- **WHAT YOU HAVE TO DO**
I need all of the entries printed exactly.

==================================================

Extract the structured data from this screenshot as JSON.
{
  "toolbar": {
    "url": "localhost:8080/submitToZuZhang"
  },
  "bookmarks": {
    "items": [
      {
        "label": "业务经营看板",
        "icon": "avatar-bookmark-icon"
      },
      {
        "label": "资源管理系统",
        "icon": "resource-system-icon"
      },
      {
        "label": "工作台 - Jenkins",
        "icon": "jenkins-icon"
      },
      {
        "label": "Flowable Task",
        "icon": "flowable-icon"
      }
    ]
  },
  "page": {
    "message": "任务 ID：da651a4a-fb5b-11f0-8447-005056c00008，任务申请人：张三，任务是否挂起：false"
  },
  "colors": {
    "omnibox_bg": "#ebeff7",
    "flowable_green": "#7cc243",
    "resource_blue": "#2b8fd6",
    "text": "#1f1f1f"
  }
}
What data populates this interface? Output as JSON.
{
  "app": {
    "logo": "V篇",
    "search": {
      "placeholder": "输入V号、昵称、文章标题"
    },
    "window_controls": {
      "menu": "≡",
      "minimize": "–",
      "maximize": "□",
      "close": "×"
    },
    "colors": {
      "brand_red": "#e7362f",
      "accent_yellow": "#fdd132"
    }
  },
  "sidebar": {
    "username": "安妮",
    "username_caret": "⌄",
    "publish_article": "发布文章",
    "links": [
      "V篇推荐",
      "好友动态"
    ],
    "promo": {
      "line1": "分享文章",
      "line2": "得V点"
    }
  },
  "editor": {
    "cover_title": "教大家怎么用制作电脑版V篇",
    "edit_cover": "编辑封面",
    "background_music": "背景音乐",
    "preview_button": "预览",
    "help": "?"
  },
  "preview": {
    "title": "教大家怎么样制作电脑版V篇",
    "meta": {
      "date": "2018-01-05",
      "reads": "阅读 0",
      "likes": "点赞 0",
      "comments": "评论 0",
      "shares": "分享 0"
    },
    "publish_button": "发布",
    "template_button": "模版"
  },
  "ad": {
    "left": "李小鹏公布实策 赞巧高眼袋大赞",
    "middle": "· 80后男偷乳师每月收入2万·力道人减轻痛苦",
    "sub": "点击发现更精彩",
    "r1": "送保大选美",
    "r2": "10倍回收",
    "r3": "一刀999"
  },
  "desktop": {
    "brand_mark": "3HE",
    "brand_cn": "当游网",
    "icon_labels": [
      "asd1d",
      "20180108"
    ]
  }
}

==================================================

- **OUTPUT BELOW**
Extract the structured data from this screenshot as JSON.
{
  "toolbar": {
    "url": "localhost:8080/submitToZuZhang"
  },
  "bookmarks": {
    "items": [
      {
        "label": "业务经营看板",
        "icon": "avatar-bookmark-icon"
      },
      {
        "label": "资源管理系统",
        "icon": "resource-system-icon"
      },
      {
        "label": "工作台 - Jenkins",
        "icon": "jenkins-icon"
      },
      {
        "label": "Flowable Task",
        "icon": "flowable-icon"
      }
    ]
  },
  "page": {
    "message": "任务 ID：da651a4a-fb5b-11f0-8447-005056c00008，任务申请人：张三，任务是否挂起：false"
  },
  "colors": {
    "omnibox_bg": "#ebeff7",
    "flowable_green": "#7cc243",
    "resource_blue": "#2b8fd6",
    "text": "#1f1f1f"
  }
}
What data populates this interface? Output as JSON.
{
  "app": {
    "logo": "V篇",
    "search": {
      "placeholder": "输入V号、昵称、文章标题"
    },
    "window_controls": {
      "menu": "≡",
      "minimize": "–",
      "maximize": "□",
      "close": "×"
    },
    "colors": {
      "brand_red": "#e7362f",
      "accent_yellow": "#fdd132"
    }
  },
  "sidebar": {
    "username": "安妮",
    "username_caret": "⌄",
    "publish_article": "发布文章",
    "links": [
      "V篇推荐",
      "好友动态"
    ],
    "promo": {
      "line1": "分享文章",
      "line2": "得V点"
    }
  },
  "editor": {
    "cover_title": "教大家怎么用制作电脑版V篇",
    "edit_cover": "编辑封面",
    "background_music": "背景音乐",
    "preview_button": "预览",
    "help": "?"
  },
  "preview": {
    "title": "教大家怎么样制作电脑版V篇",
    "meta": {
      "date": "2018-01-05",
      "reads": "阅读 0",
      "likes": "点赞 0",
      "comments": "评论 0",
      "shares": "分享 0"
    },
    "publish_button": "发布",
    "template_button": "模版"
  },
  "ad": {
    "left": "李小鹏公布实策 赞巧高眼袋大赞",
    "middle": "· 80后男偷乳师每月收入2万·力道人减轻痛苦",
    "sub": "点击发现更精彩",
    "r1": "送保大选美",
    "r2": "10倍回收",
    "r3": "一刀999"
  },
  "desktop": {
    "brand_mark": "3HE",
    "brand_cn": "当游网",
    "icon_labels": [
      "asd1d",
      "20180108"
    ]
  }
}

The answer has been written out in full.